Last time I presented you the idea of recreating a model from a historical photo. Use the link below if you’ve missed this post. Now let’s move on to the construction.
My version of ZSU-57-2 will need a lot of scratchbuilding, but I leave it for later. I started the construction with wheels and undercarriage which is boring, but well, it has to be done. You might want to leave the tyres unglued for easier painting later. As I’ve already mentioned the tyres have a wonderful tread which you’ll sadly need to get rid of unless it’s a brand new tank you want to recreate.
The fit on Takom’s model is really spectacular. I built the main hull without any problems. Then I ignored the instruction and went directly to the fun stuff: the cannon. Takom went to town with the details here. It’s pretty much a model by itself. Again, the fit is very good but the job is tedious: it’s over 150 part to clean up and assemble! Once you finished, the part is really fragile, so take caution handling it.
I had to take a break at the fenders to consider my options. The kit parts are naturally a little bit too thick and unrealistic. On the other hand, I don’t know of any aftermarket PE fenders for ZSU-57-2. And I wasn’t hardcore enough to build them all by myself.
I decided to use the plastic fenders but thin them down considerably and make new hinges as well.
I sanded both ends of the fenders from the bottom side. A (pardon my metric) centimetre or so will be enough to create a good visual effect.
Then I cleaned the upper side from any details. The original hinge had to go anyway.
The rear fender was a little bit more complicated, because I had to cut off the lower part. Easy thing to do though. I used a razor saw.
I made the hinges from a PE set from ABER which conveniently comes with a magical ‘bend-a-hinge’ device.
Then I used some copper wire and random PE part to finish the hinges with all the details. Is the effect worth all the extra work? I have my doubts. Takom has done a pretty good job on those parts.
The rest of the fenders went according to the instruction manual. From now it’s really some basic modelling. There are some PE parts along the way, but they are super easy to work with.
On the back of the vehicle I added some wires running to the position lights. Again, very easy stuff. Just remember to drill holes for the wires. The joint will much more durable.
From now on the kit pretty much builds itself. So let’s talk about something more interesting, shall we?
It was the time to start building the custom parts for my Serbian version of ZSU-57-2. I’ve already described the mods in the introduction to this project.
First, I looked at the armoured structure at the back of the turret.

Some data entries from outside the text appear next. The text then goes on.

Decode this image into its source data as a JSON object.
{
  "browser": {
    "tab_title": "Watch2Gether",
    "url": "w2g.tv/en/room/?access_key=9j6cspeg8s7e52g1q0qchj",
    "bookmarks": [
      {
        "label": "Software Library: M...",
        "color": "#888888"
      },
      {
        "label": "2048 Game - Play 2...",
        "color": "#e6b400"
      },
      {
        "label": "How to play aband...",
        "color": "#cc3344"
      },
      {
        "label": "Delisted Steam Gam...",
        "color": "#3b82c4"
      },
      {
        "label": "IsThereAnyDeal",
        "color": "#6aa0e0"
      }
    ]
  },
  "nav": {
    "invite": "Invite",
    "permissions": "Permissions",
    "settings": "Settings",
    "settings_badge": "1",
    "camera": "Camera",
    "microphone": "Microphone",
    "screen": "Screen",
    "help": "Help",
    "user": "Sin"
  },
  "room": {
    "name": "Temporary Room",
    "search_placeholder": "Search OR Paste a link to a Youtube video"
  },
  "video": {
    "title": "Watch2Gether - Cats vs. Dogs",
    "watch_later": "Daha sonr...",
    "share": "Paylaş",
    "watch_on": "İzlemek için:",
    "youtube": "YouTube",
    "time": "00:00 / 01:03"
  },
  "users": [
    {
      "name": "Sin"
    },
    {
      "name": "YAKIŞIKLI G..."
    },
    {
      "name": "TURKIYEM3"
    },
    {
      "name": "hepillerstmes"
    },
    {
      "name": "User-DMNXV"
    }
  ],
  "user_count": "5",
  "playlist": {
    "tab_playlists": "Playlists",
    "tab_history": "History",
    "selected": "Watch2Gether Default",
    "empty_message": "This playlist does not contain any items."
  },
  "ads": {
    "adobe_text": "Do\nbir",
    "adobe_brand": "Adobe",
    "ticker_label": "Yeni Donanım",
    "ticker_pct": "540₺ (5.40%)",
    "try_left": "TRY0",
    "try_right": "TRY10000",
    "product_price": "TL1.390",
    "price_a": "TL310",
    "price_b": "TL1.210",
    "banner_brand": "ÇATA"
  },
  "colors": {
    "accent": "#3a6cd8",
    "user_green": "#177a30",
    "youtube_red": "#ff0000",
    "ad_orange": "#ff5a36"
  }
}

There’s not much info to work with here. I could have been the original net box only reinforced with metal plates. But I imagined a symmetrical, improvised structure that was put together from old rusty metal and then welded to the turret. I don’t know if it’s 100% historically correct, but it sure will be more interesting.
I built the thing from styrene sheets and rods made by PLASTRUCT. You can probably save some money and find parts like this in your ‘one-day-I-will-definitely-need-that’ stash. But for more demanding project I would advise purchasing some dedicated parts. They aren’t that expensive.
Finally I made some scratches and dents on the surface. It isn’t a brand new Ferrari after all… I used a hobby knife, file and some sanding paper. And the part is finished!
This is the end of the part 1 of the construction. Part 2 is coming soon.